**WHAT YOU SHOULD DO:** Give the data again exactly, without images.
-------
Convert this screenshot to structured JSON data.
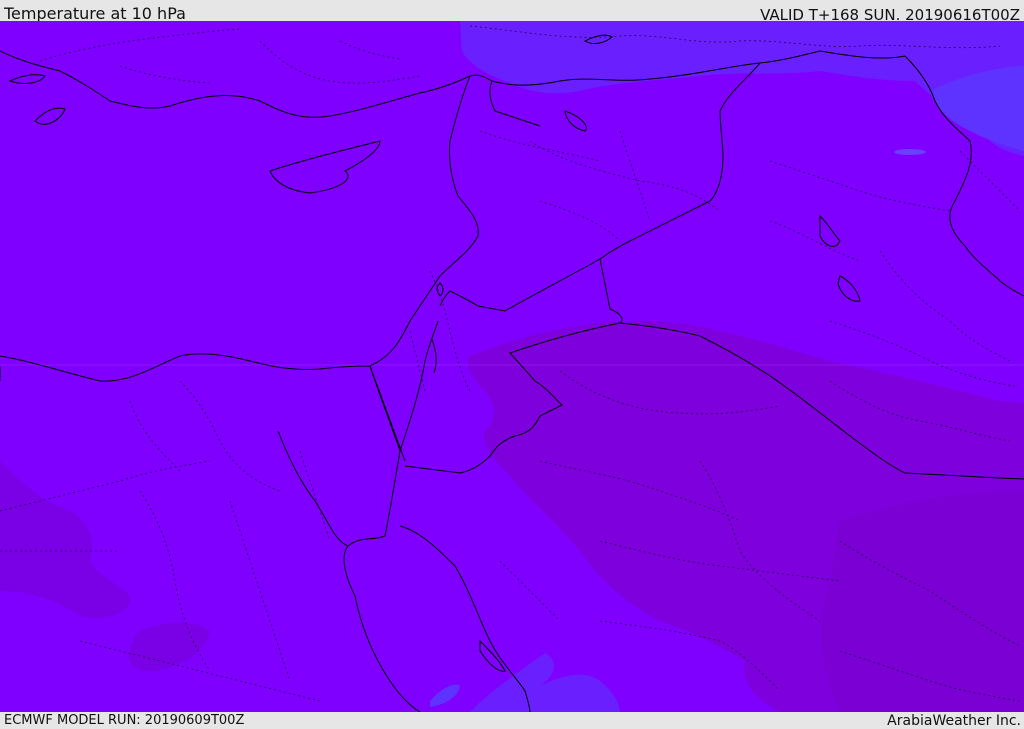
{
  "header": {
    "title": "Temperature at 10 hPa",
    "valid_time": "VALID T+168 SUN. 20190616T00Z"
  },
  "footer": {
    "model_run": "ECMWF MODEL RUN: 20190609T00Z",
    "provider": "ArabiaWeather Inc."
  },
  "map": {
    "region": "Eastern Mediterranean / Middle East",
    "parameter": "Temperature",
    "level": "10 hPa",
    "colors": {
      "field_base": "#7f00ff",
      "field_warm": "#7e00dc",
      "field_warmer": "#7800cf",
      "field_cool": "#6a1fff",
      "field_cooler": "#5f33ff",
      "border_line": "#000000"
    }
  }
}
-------
**YOUR SOLUTION:**
Convert this screenshot to structured JSON data.
{
  "header": {
    "title": "Temperature at 10 hPa",
    "valid_time": "VALID T+168 SUN. 20190616T00Z"
  },
  "footer": {
    "model_run": "ECMWF MODEL RUN: 20190609T00Z",
    "provider": "ArabiaWeather Inc."
  },
  "map": {
    "region": "Eastern Mediterranean / Middle East",
    "parameter": "Temperature",
    "level": "10 hPa",
    "colors": {
      "field_base": "#7f00ff",
      "field_warm": "#7e00dc",
      "field_warmer": "#7800cf",
      "field_cool": "#6a1fff",
      "field_cooler": "#5f33ff",
      "border_line": "#000000"
    }
  }
}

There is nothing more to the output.